§ WORK INSTRUCTION
Copy out all of the records, exactly as they appear.

§ WORKING DATA
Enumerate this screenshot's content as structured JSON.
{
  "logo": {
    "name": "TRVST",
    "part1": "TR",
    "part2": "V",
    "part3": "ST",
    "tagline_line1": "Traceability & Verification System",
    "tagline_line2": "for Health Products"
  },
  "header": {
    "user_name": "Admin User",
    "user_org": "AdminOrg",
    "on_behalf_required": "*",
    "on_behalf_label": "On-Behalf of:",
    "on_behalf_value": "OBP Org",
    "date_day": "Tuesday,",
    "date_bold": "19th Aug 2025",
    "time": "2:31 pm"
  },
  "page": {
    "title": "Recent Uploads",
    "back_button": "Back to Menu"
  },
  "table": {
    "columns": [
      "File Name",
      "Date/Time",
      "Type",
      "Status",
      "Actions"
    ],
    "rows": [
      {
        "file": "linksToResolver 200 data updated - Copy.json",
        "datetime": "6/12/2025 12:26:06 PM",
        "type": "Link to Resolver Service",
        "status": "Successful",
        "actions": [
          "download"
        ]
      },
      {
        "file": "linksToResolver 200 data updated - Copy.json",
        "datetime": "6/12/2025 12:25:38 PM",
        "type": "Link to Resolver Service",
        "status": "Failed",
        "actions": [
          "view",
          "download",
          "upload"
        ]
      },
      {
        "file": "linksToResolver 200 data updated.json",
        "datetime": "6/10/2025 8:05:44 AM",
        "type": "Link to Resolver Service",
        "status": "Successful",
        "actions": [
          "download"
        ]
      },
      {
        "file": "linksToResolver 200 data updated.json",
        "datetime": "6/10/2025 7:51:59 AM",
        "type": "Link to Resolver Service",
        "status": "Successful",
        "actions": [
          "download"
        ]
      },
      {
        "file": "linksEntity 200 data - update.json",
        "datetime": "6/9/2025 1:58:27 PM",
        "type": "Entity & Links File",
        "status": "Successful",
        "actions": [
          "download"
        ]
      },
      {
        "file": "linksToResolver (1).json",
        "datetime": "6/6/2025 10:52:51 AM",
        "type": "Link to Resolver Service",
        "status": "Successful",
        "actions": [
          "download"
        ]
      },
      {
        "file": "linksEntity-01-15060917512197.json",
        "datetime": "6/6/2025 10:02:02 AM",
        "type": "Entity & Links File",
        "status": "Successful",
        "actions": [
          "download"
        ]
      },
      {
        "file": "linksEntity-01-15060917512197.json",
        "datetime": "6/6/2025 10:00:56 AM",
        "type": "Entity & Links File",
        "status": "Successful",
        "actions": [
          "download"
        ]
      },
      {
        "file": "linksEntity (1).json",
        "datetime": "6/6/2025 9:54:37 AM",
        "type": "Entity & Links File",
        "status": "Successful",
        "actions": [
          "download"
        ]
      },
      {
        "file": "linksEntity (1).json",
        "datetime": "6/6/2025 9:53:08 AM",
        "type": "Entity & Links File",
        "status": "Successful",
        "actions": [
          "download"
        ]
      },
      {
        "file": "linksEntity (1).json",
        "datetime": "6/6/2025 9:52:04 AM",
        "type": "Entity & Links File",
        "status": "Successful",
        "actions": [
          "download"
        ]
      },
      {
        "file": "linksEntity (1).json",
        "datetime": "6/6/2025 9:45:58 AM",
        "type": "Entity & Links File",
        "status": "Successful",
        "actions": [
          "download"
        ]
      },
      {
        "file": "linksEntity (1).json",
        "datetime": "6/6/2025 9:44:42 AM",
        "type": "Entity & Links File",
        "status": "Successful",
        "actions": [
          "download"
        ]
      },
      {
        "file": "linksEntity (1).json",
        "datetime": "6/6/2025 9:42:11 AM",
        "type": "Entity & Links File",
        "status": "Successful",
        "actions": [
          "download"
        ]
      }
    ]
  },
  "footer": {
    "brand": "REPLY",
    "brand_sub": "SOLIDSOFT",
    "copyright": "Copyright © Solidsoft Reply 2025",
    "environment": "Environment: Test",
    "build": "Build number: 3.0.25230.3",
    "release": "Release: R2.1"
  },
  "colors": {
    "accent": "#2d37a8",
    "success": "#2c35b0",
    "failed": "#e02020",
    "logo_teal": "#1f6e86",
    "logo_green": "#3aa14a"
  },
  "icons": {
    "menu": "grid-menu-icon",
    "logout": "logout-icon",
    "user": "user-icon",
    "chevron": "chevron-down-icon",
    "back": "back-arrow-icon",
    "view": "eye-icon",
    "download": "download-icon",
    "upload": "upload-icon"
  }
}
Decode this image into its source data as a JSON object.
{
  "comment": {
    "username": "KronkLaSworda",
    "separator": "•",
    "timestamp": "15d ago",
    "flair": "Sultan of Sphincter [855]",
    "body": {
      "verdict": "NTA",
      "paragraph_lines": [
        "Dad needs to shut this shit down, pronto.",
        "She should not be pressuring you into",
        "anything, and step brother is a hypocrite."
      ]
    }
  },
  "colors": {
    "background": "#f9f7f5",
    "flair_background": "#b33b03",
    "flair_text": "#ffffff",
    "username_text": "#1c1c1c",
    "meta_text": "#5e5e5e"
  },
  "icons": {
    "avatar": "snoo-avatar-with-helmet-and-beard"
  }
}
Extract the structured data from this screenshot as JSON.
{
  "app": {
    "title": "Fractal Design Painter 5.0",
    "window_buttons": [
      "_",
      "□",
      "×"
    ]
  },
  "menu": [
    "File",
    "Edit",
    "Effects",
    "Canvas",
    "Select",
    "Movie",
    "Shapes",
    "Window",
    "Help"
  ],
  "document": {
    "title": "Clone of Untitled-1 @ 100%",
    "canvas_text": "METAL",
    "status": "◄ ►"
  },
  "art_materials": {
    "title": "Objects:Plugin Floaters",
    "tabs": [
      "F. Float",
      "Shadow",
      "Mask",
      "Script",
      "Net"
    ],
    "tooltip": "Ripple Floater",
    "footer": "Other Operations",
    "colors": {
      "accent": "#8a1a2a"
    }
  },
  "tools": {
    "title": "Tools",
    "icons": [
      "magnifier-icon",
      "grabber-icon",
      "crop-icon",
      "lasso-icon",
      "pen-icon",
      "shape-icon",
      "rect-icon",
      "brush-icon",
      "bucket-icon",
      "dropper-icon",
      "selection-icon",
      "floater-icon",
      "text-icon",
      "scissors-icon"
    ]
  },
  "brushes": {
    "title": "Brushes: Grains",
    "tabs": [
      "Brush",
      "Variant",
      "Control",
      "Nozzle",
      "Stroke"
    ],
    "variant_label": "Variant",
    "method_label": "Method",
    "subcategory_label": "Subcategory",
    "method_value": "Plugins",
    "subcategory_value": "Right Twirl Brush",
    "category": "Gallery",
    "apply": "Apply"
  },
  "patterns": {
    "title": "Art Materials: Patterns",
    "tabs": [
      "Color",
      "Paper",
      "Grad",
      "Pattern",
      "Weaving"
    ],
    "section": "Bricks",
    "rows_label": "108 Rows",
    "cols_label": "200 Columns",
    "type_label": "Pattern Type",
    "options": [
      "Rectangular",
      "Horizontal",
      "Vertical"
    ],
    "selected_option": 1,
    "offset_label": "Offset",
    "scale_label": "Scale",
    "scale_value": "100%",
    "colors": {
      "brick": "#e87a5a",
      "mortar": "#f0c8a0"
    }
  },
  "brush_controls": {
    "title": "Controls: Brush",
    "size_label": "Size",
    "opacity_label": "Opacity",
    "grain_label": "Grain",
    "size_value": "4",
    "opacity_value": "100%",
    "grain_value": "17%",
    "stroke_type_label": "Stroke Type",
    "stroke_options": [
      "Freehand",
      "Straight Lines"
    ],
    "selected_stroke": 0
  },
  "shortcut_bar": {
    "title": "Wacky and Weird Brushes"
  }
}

§ EXPECTED OUTPUT
Enumerate this screenshot's content as structured JSON.
{
  "logo": {
    "name": "TRVST",
    "part1": "TR",
    "part2": "V",
    "part3": "ST",
    "tagline_line1": "Traceability & Verification System",
    "tagline_line2": "for Health Products"
  },
  "header": {
    "user_name": "Admin User",
    "user_org": "AdminOrg",
    "on_behalf_required": "*",
    "on_behalf_label": "On-Behalf of:",
    "on_behalf_value": "OBP Org",
    "date_day": "Tuesday,",
    "date_bold": "19th Aug 2025",
    "time": "2:31 pm"
  },
  "page": {
    "title": "Recent Uploads",
    "back_button": "Back to Menu"
  },
  "table": {
    "columns": [
      "File Name",
      "Date/Time",
      "Type",
      "Status",
      "Actions"
    ],
    "rows": [
      {
        "file": "linksToResolver 200 data updated - Copy.json",
        "datetime": "6/12/2025 12:26:06 PM",
        "type": "Link to Resolver Service",
        "status": "Successful",
        "actions": [
          "download"
        ]
      },
      {
        "file": "linksToResolver 200 data updated - Copy.json",
        "datetime": "6/12/2025 12:25:38 PM",
        "type": "Link to Resolver Service",
        "status": "Failed",
        "actions": [
          "view",
          "download",
          "upload"
        ]
      },
      {
        "file": "linksToResolver 200 data updated.json",
        "datetime": "6/10/2025 8:05:44 AM",
        "type": "Link to Resolver Service",
        "status": "Successful",
        "actions": [
          "download"
        ]
      },
      {
        "file": "linksToResolver 200 data updated.json",
        "datetime": "6/10/2025 7:51:59 AM",
        "type": "Link to Resolver Service",
        "status": "Successful",
        "actions": [
          "download"
        ]
      },
      {
        "file": "linksEntity 200 data - update.json",
        "datetime": "6/9/2025 1:58:27 PM",
        "type": "Entity & Links File",
        "status": "Successful",
        "actions": [
          "download"
        ]
      },
      {
        "file": "linksToResolver (1).json",
        "datetime": "6/6/2025 10:52:51 AM",
        "type": "Link to Resolver Service",
        "status": "Successful",
        "actions": [
          "download"
        ]
      },
      {
        "file": "linksEntity-01-15060917512197.json",
        "datetime": "6/6/2025 10:02:02 AM",
        "type": "Entity & Links File",
        "status": "Successful",
        "actions": [
          "download"
        ]
      },
      {
        "file": "linksEntity-01-15060917512197.json",
        "datetime": "6/6/2025 10:00:56 AM",
        "type": "Entity & Links File",
        "status": "Successful",
        "actions": [
          "download"
        ]
      },
      {
        "file": "linksEntity (1).json",
        "datetime": "6/6/2025 9:54:37 AM",
        "type": "Entity & Links File",
        "status": "Successful",
        "actions": [
          "download"
        ]
      },
      {
        "file": "linksEntity (1).json",
        "datetime": "6/6/2025 9:53:08 AM",
        "type": "Entity & Links File",
        "status": "Successful",
        "actions": [
          "download"
        ]
      },
      {
        "file": "linksEntity (1).json",
        "datetime": "6/6/2025 9:52:04 AM",
        "type": "Entity & Links File",
        "status": "Successful",
        "actions": [
          "download"
        ]
      },
      {
        "file": "linksEntity (1).json",
        "datetime": "6/6/2025 9:45:58 AM",
        "type": "Entity & Links File",
        "status": "Successful",
        "actions": [
          "download"
        ]
      },
      {
        "file": "linksEntity (1).json",
        "datetime": "6/6/2025 9:44:42 AM",
        "type": "Entity & Links File",
        "status": "Successful",
        "actions": [
          "download"
        ]
      },
      {
        "file": "linksEntity (1).json",
        "datetime": "6/6/2025 9:42:11 AM",
        "type": "Entity & Links File",
        "status": "Successful",
        "actions": [
          "download"
        ]
      }
    ]
  },
  "footer": {
    "brand": "REPLY",
    "brand_sub": "SOLIDSOFT",
    "copyright": "Copyright © Solidsoft Reply 2025",
    "environment": "Environment: Test",
    "build": "Build number: 3.0.25230.3",
    "release": "Release: R2.1"
  },
  "colors": {
    "accent": "#2d37a8",
    "success": "#2c35b0",
    "failed": "#e02020",
    "logo_teal": "#1f6e86",
    "logo_green": "#3aa14a"
  },
  "icons": {
    "menu": "grid-menu-icon",
    "logout": "logout-icon",
    "user": "user-icon",
    "chevron": "chevron-down-icon",
    "back": "back-arrow-icon",
    "view": "eye-icon",
    "download": "download-icon",
    "upload": "upload-icon"
  }
}
Decode this image into its source data as a JSON object.
{
  "comment": {
    "username": "KronkLaSworda",
    "separator": "•",
    "timestamp": "15d ago",
    "flair": "Sultan of Sphincter [855]",
    "body": {
      "verdict": "NTA",
      "paragraph_lines": [
        "Dad needs to shut this shit down, pronto.",
        "She should not be pressuring you into",
        "anything, and step brother is a hypocrite."
      ]
    }
  },
  "colors": {
    "background": "#f9f7f5",
    "flair_background": "#b33b03",
    "flair_text": "#ffffff",
    "username_text": "#1c1c1c",
    "meta_text": "#5e5e5e"
  },
  "icons": {
    "avatar": "snoo-avatar-with-helmet-and-beard"
  }
}
Extract the structured data from this screenshot as JSON.
{
  "app": {
    "title": "Fractal Design Painter 5.0",
    "window_buttons": [
      "_",
      "□",
      "×"
    ]
  },
  "menu": [
    "File",
    "Edit",
    "Effects",
    "Canvas",
    "Select",
    "Movie",
    "Shapes",
    "Window",
    "Help"
  ],
  "document": {
    "title": "Clone of Untitled-1 @ 100%",
    "canvas_text": "METAL",
    "status": "◄ ►"
  },
  "art_materials": {
    "title": "Objects:Plugin Floaters",
    "tabs": [
      "F. Float",
      "Shadow",
      "Mask",
      "Script",
      "Net"
    ],
    "tooltip": "Ripple Floater",
    "footer": "Other Operations",
    "colors": {
      "accent": "#8a1a2a"
    }
  },
  "tools": {
    "title": "Tools",
    "icons": [
      "magnifier-icon",
      "grabber-icon",
      "crop-icon",
      "lasso-icon",
      "pen-icon",
      "shape-icon",
      "rect-icon",
      "brush-icon",
      "bucket-icon",
      "dropper-icon",
      "selection-icon",
      "floater-icon",
      "text-icon",
      "scissors-icon"
    ]
  },
  "brushes": {
    "title": "Brushes: Grains",
    "tabs": [
      "Brush",
      "Variant",
      "Control",
      "Nozzle",
      "Stroke"
    ],
    "variant_label": "Variant",
    "method_label": "Method",
    "subcategory_label": "Subcategory",
    "method_value": "Plugins",
    "subcategory_value": "Right Twirl Brush",
    "category": "Gallery",
    "apply": "Apply"
  },
  "patterns": {
    "title": "Art Materials: Patterns",
    "tabs": [
      "Color",
      "Paper",
      "Grad",
      "Pattern",
      "Weaving"
    ],
    "section": "Bricks",
    "rows_label": "108 Rows",
    "cols_label": "200 Columns",
    "type_label": "Pattern Type",
    "options": [
      "Rectangular",
      "Horizontal",
      "Vertical"
    ],
    "selected_option": 1,
    "offset_label": "Offset",
    "scale_label": "Scale",
    "scale_value": "100%",
    "colors": {
      "brick": "#e87a5a",
      "mortar": "#f0c8a0"
    }
  },
  "brush_controls": {
    "title": "Controls: Brush",
    "size_label": "Size",
    "opacity_label": "Opacity",
    "grain_label": "Grain",
    "size_value": "4",
    "opacity_value": "100%",
    "grain_value": "17%",
    "stroke_type_label": "Stroke Type",
    "stroke_options": [
      "Freehand",
      "Straight Lines"
    ],
    "selected_stroke": 0
  },
  "shortcut_bar": {
    "title": "Wacky and Weird Brushes"
  }
}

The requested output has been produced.